## EXERCISE INSTRUCTIONS:
Could you write out, word for word, each line from the one containing "Enumerate this screenshot's" to the last line of the data below, both included and nothing more?

***** SUPPLIED INFORMATION *****

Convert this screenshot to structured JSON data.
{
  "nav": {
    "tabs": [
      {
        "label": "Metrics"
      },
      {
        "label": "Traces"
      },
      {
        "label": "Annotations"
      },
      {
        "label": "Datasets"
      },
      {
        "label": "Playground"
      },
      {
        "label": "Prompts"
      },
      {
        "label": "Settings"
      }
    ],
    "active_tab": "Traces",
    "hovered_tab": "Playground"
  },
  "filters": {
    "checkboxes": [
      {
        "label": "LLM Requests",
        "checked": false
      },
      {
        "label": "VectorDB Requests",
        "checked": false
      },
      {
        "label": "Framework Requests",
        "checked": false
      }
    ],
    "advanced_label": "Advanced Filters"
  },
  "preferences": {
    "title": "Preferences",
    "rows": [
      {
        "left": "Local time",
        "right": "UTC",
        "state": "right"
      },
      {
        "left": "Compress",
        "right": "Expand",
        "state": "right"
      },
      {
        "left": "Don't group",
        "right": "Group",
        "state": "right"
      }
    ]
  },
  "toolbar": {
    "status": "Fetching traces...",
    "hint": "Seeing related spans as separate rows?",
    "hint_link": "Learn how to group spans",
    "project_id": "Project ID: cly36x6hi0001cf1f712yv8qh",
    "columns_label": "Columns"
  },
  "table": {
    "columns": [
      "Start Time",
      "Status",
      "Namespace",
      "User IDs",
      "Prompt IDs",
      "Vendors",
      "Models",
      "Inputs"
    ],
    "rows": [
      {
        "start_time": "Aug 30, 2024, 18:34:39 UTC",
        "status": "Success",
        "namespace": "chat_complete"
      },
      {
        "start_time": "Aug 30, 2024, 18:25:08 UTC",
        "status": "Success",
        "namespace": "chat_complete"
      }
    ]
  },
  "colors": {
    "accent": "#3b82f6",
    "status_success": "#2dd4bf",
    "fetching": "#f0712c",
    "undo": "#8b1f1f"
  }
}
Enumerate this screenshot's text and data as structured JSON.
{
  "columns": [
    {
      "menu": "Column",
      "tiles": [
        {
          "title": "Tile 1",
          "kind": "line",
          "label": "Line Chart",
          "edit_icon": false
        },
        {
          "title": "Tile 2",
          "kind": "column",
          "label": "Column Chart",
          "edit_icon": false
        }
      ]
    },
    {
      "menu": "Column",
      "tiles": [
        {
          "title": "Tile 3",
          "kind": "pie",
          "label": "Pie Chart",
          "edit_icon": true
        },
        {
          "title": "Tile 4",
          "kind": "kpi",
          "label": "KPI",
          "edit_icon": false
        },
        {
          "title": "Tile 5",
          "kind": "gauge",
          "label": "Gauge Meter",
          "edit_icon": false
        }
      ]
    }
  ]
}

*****

## OUTPUT FOR THIS EXERCISE:
Enumerate this screenshot's text and data as structured JSON.
{
  "columns": [
    {
      "menu": "Column",
      "tiles": [
        {
          "title": "Tile 1",
          "kind": "line",
          "label": "Line Chart",
          "edit_icon": false
        },
        {
          "title": "Tile 2",
          "kind": "column",
          "label": "Column Chart",
          "edit_icon": false
        }
      ]
    },
    {
      "menu": "Column",
      "tiles": [
        {
          "title": "Tile 3",
          "kind": "pie",
          "label": "Pie Chart",
          "edit_icon": true
        },
        {
          "title": "Tile 4",
          "kind": "kpi",
          "label": "KPI",
          "edit_icon": false
        },
        {
          "title": "Tile 5",
          "kind": "gauge",
          "label": "Gauge Meter",
          "edit_icon": false
        }
      ]
    }
  ]
}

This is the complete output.